I am not arguing here, I am just laying out my confusion on the subject. Obviously the power plants work. I am just wondering at how they do it.

ETA: An answer was given above while I wrote this but still not seeing how water is everywhere in the core to keep things cool and can be increased or decreased. Either you have water cooling or an element is uncovered. Seems a binary choice. Water or no water. You can’t have “more” water between two points. It is there or it isn’t.

Please correct me if I’m wrong, but it seems to me that of all the possible and currently practical fuel sources, nuclear is different in that a stockpile of it is dangerous all by itself.

Coal, gas, other burnable materials: if they are stored safely – that is, without any special treatment other than not allowing them to ignite – they are not dangerous.
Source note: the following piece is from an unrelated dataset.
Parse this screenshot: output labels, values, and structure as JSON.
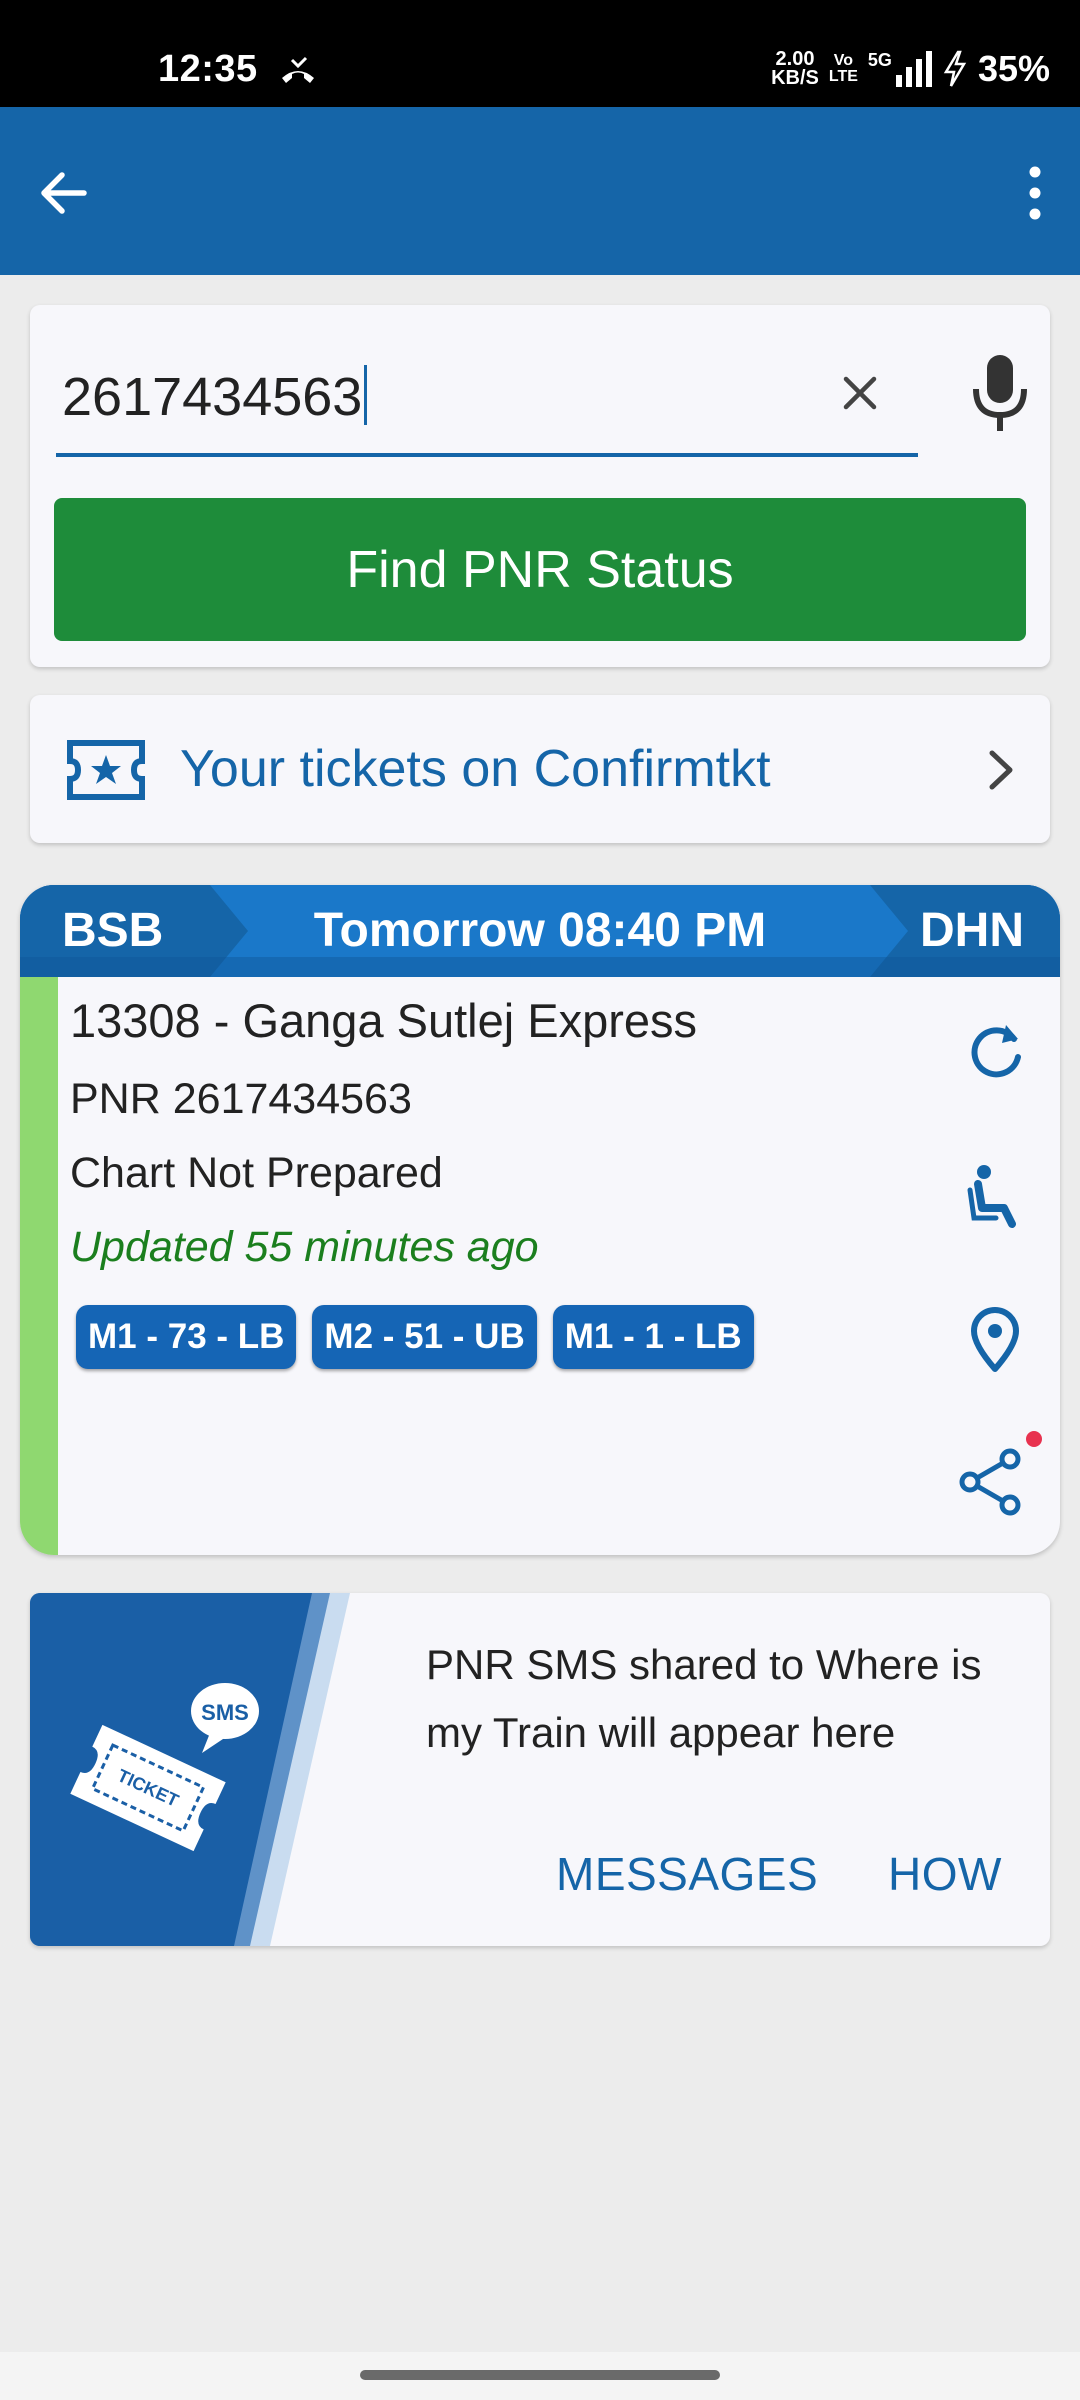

In other words, without a fire or spark, coal is just a big black lump.

But nuclear fuel, if stored in a big lump, is inherently dangerous, and must have some kind of control to prevent it from doing what comes naturally, or overheating.

Is that a fair description?

Well, given that coal ash is allowed to float through the air willy nilly while radioactive waste is treated like nuns would treat used porn magazines, I think the fact the comparison of the effects of the two substances, even though they are contained differently, is quite fair.

You can hold uranium in your hands with no ill effect. Indeed it is still possible to buy jewelry or pottery made from uranium (has a nice, yellow color).

There are some natural “reactors” in the world where a low-level nuclear reaction occurs. Mostly though uranium is mined much like any other metal and does not require some special protective efforts.

Refined uranium sufficient for power production or bombs is dangerous. But then there are lots and lots of materials used in manufacturing that are dangerous to downright lethal. Often these things are shipped by rail or truck. Uranium is not uniquely dangerous. We just want to keep the refined stuff away from bad guys.

So sure, a truck filled with uranium is more dangerous if it spills than a truck load of coal but then one truck of uranium is equivalent to a few thousand (don’t know the real number…made this up but the difference is huge) trucks of coal. Not to mention the environmental impact of strip mining for coal and such.